Task description:
Each line of the material should be retyped without alteration.
**********
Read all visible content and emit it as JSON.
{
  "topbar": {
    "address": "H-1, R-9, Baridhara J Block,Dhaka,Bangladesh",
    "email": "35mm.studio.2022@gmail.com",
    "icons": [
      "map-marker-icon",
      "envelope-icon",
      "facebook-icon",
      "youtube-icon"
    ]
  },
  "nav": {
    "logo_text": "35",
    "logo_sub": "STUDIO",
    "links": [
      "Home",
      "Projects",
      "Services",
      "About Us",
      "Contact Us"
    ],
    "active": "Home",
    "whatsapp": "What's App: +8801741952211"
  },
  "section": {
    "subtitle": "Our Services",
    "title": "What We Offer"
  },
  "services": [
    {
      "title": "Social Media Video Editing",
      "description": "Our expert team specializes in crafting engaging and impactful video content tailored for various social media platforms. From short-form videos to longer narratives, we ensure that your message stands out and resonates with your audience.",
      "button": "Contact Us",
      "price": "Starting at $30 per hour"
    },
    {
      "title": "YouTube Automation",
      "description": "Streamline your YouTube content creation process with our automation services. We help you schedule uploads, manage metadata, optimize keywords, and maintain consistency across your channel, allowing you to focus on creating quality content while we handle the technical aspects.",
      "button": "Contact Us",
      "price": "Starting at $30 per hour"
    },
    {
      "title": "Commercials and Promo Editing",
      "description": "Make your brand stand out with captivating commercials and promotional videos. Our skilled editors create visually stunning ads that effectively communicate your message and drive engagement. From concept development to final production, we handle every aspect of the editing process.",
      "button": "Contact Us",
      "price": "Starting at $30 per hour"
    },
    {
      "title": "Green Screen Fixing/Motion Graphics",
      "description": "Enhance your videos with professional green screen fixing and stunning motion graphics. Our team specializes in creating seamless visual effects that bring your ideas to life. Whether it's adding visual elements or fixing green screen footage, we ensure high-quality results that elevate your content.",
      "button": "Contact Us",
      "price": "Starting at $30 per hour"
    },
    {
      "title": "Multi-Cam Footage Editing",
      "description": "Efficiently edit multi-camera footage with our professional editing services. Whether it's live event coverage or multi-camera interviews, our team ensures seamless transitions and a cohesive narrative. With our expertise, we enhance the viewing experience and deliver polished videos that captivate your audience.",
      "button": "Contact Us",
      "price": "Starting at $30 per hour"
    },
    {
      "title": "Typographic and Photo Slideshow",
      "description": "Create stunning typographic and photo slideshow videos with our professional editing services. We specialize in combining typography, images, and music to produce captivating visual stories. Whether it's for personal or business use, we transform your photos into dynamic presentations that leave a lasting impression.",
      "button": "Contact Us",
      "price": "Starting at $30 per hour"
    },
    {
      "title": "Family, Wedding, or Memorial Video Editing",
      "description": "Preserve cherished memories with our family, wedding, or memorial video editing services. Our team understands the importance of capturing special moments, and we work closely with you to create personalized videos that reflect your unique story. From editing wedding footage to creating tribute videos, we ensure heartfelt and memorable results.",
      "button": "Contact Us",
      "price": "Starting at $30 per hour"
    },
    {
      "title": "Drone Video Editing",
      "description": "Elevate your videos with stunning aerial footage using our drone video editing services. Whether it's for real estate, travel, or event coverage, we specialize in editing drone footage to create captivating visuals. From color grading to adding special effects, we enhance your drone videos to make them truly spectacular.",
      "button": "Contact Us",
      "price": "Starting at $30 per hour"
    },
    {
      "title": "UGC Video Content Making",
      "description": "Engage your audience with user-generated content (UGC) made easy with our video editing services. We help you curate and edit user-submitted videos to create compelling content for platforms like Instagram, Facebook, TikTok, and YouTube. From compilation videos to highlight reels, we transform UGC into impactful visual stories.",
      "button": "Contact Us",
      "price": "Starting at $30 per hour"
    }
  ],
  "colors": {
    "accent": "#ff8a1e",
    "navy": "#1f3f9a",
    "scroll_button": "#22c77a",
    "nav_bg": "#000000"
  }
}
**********
Completed task:
Read all visible content and emit it as JSON.
{
  "topbar": {
    "address": "H-1, R-9, Baridhara J Block,Dhaka,Bangladesh",
    "email": "35mm.studio.2022@gmail.com",
    "icons": [
      "map-marker-icon",
      "envelope-icon",
      "facebook-icon",
      "youtube-icon"
    ]
  },
  "nav": {
    "logo_text": "35",
    "logo_sub": "STUDIO",
    "links": [
      "Home",
      "Projects",
      "Services",
      "About Us",
      "Contact Us"
    ],
    "active": "Home",
    "whatsapp": "What's App: +8801741952211"
  },
  "section": {
    "subtitle": "Our Services",
    "title": "What We Offer"
  },
  "services": [
    {
      "title": "Social Media Video Editing",
      "description": "Our expert team specializes in crafting engaging and impactful video content tailored for various social media platforms. From short-form videos to longer narratives, we ensure that your message stands out and resonates with your audience.",
      "button": "Contact Us",
      "price": "Starting at $30 per hour"
    },
    {
      "title": "YouTube Automation",
      "description": "Streamline your YouTube content creation process with our automation services. We help you schedule uploads, manage metadata, optimize keywords, and maintain consistency across your channel, allowing you to focus on creating quality content while we handle the technical aspects.",
      "button": "Contact Us",
      "price": "Starting at $30 per hour"
    },
    {
      "title": "Commercials and Promo Editing",
      "description": "Make your brand stand out with captivating commercials and promotional videos. Our skilled editors create visually stunning ads that effectively communicate your message and drive engagement. From concept development to final production, we handle every aspect of the editing process.",
      "button": "Contact Us",
      "price": "Starting at $30 per hour"
    },
    {
      "title": "Green Screen Fixing/Motion Graphics",
      "description": "Enhance your videos with professional green screen fixing and stunning motion graphics. Our team specializes in creating seamless visual effects that bring your ideas to life. Whether it's adding visual elements or fixing green screen footage, we ensure high-quality results that elevate your content.",
      "button": "Contact Us",
      "price": "Starting at $30 per hour"
    },
    {
      "title": "Multi-Cam Footage Editing",
      "description": "Efficiently edit multi-camera footage with our professional editing services. Whether it's live event coverage or multi-camera interviews, our team ensures seamless transitions and a cohesive narrative. With our expertise, we enhance the viewing experience and deliver polished videos that captivate your audience.",
      "button": "Contact Us",
      "price": "Starting at $30 per hour"
    },
    {
      "title": "Typographic and Photo Slideshow",
      "description": "Create stunning typographic and photo slideshow videos with our professional editing services. We specialize in combining typography, images, and music to produce captivating visual stories. Whether it's for personal or business use, we transform your photos into dynamic presentations that leave a lasting impression.",
      "button": "Contact Us",
      "price": "Starting at $30 per hour"
    },
    {
      "title": "Family, Wedding, or Memorial Video Editing",
      "description": "Preserve cherished memories with our family, wedding, or memorial video editing services. Our team understands the importance of capturing special moments, and we work closely with you to create personalized videos that reflect your unique story. From editing wedding footage to creating tribute videos, we ensure heartfelt and memorable results.",
      "button": "Contact Us",
      "price": "Starting at $30 per hour"
    },
    {
      "title": "Drone Video Editing",
      "description": "Elevate your videos with stunning aerial footage using our drone video editing services. Whether it's for real estate, travel, or event coverage, we specialize in editing drone footage to create captivating visuals. From color grading to adding special effects, we enhance your drone videos to make them truly spectacular.",
      "button": "Contact Us",
      "price": "Starting at $30 per hour"
    },
    {
      "title": "UGC Video Content Making",
      "description": "Engage your audience with user-generated content (UGC) made easy with our video editing services. We help you curate and edit user-submitted videos to create compelling content for platforms like Instagram, Facebook, TikTok, and YouTube. From compilation videos to highlight reels, we transform UGC into impactful visual stories.",
      "button": "Contact Us",
      "price": "Starting at $30 per hour"
    }
  ],
  "colors": {
    "accent": "#ff8a1e",
    "navy": "#1f3f9a",
    "scroll_button": "#22c77a",
    "nav_bg": "#000000"
  }
}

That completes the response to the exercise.